Vietnam and I started off on the wrong foot. After arriving at the airport in Ho Chi Minh late at night, I thought the visa process would go rather smoothly since we already did the paperwork. I was wrong.
Apparently you need 25 USD per person to get a visa, and there are no ATMs except past the visa checkpoint. So here are my questions for whoever designed this visa system:
- Why do you expect everyone to have USD in freaking Vietnam? We are Americans and we didn’t even have USD.
- Why could you not put an ATM on the correct side? How hard would it be to move it a couple hundred meters?
A wonderful man gave us $50 to pay for our visas (we tried to pay him back but he wouldn’t let us), so we were able to finally get out of there. Then we took an expensive taxi to our hotel. The taxi driver stopped at the end of a very dark alley and pointed down the way. It was extremely sketchy.
It was even sketchier when we got to the hotel. Since the whole visa process took longer than we thought, the person at the front desk had gone to sleep on a cot in the middle of the lobby area (if you can call it that). There were also three motorcycles parked inside the lobby and everything looked filthy.
We woke the guy up and he said to give him our passports for the night and then we could pay tomorrow because it was so late. I was completely uncomfortable with that idea but we went ahead and did it. When we got to our room there was no hot water, no pot to boil water for drinking, no towels, and no Wi-Fi.
I personally felt very scared, and Seth must have too, because he slipped the nun chucks under his pillow before going to sleep. We spent one more day in that hotel and then we were outta there. The rest of the time we stayed at Boss Hotel, which was super nice and only about 150 RMB (22 USD) a night.
The first day we visited the War Remnants Museum, which was probably the best part of the trip. If you do ever visit the museum, be prepared to feel like scum if you are American. The first floor is basically just pictures of every country in the world protesting the war and telling America to withdraw their troops.
The second and third floors have heartbreaking images of Vietnamese civilians who were killed during the war, as well as a whole room of horrific images of what Agent Orange did to the Vietnamese people as well as U.S. veterans and their families. People my age are still being affected today.
NOTE: if you are headed to the War Remnants Museum, some men will try to sell you a coconut drink. They are super good, but he will charge you 50,000 VND for them when they are usually only 20,000 VND. Also, make sure you give the correct bills. We accidentally gave him 1 million instead of 100 thousand — those zeros are tricky. Another trick they do is tell you the museum is closed and try to take you on an overpriced tour to somewhere else. Don’t fall for it.
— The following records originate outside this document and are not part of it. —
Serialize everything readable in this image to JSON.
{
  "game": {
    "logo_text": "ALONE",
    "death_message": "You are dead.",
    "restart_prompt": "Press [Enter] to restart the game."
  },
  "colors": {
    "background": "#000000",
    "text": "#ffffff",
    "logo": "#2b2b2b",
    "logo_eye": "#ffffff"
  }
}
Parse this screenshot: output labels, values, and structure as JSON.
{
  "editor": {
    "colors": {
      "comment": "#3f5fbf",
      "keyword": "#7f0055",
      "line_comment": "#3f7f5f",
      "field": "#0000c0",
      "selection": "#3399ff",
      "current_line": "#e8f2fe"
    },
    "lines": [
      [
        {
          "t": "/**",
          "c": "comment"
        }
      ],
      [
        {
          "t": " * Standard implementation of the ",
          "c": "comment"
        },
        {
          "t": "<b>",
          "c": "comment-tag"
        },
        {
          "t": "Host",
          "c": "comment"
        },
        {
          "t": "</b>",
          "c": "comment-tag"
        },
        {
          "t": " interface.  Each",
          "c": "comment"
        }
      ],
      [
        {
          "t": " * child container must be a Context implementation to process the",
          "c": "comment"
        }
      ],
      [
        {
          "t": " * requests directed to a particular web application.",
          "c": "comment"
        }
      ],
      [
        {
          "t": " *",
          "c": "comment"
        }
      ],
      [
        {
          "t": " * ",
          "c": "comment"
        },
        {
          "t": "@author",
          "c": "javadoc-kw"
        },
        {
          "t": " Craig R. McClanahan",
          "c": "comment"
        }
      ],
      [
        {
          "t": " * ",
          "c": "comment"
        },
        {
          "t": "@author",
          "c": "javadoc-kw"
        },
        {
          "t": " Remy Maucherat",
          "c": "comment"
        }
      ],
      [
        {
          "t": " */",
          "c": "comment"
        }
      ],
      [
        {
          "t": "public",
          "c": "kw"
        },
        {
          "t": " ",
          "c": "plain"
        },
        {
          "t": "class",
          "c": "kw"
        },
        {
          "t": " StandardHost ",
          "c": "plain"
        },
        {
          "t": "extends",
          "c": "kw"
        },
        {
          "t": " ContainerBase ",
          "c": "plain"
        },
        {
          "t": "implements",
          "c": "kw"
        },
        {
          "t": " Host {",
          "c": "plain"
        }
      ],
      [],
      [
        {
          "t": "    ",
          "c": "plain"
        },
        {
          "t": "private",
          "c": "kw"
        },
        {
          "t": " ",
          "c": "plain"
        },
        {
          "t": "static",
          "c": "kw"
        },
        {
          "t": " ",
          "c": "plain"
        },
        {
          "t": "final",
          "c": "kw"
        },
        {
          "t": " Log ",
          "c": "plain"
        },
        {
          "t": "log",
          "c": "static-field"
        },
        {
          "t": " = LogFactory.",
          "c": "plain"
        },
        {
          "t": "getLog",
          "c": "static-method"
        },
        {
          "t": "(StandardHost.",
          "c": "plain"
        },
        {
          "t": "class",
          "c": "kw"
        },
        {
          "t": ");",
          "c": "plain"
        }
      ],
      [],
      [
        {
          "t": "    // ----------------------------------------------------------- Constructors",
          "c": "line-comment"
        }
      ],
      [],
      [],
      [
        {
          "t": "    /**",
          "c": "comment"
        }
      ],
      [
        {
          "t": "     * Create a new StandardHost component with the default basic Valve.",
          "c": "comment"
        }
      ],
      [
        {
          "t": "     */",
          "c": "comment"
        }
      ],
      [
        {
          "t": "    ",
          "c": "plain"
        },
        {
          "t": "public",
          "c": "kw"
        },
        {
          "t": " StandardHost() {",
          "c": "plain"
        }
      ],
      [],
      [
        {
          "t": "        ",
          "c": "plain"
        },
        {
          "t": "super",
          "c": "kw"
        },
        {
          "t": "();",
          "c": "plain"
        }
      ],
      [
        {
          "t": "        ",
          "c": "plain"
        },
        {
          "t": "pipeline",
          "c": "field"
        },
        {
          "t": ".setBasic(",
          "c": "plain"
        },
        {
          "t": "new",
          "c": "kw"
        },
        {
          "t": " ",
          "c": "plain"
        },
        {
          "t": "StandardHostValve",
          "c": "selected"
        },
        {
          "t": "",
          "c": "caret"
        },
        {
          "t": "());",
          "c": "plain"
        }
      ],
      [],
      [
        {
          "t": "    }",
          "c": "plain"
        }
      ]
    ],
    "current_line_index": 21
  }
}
We spent a good deal of time at the markets a couple days. The biggest one is Ben Thanh, which is where we spent most of our time. We also went to some smaller ones and a Russian market. We got some great deals with Seth’s haggling skills, but he accidentally broke something at one of the shops and felt so bad he paid 550,000 VND for a handmade lacquered painting (not sure what you call it), which was a little pricey and bulky for our taste.
On Sunday, we went to the Notre Dame Cathedral Basilica. They had an English service that morning so we decided to see what it was like. We stood in the back because it was packed full. Seth went up to take communion but since he isn’t Catholic they wouldn’t let him (I figured as much). Poor guy just wanted to remember Jesus.
Other than that, we hung out in the parks and Seth played Vietnamese hacky sack (similar to Chinese hacky sack but made with plastic instead of metal). The parks were really nice with vine trees that made me think of all the fantasy stories I read as a kid.
The last full day in Vietnam we took an actual tour. First we stopped by a handicraft factory that employs those affected by Agent Orange. The coolest artistic technique they used was using duck eggshells in the lacquer ware. The effect is stunning. They also cut mother-of-pearl and integrate it into the lacquer ware. The price is well worth the time they put into it.
After that, we proceeded to the Cu Chi tunnels that the Vietnamese people used in the war. I couldn’t even go in them. Take me skydiving or hang-gliding and I would do it no problem, but tell me to go in a 1-meter high hole in the ground with two dozen other tourists in front and behind me – no way. I don’t even like elevators. Seth did it though! You had the option to go up to 150 meters in the tunnel, but several people just did 20 meters. Seth did the full 150 meters with all the other brave souls.
Beyond the historical stuff and the markets, you really must go to Vietnam if only for the food. The food is unique, and even the hole-in-the-wall restaurants will bring you a plate that looks like it came straight from a 5-star restaurant, and tastes like it too. Oh, and don’t forget the drinks! They have fresh fruit iced drinks and smoothies, unlike most places in China. They are absolutely delicious.
Now on to Thailand!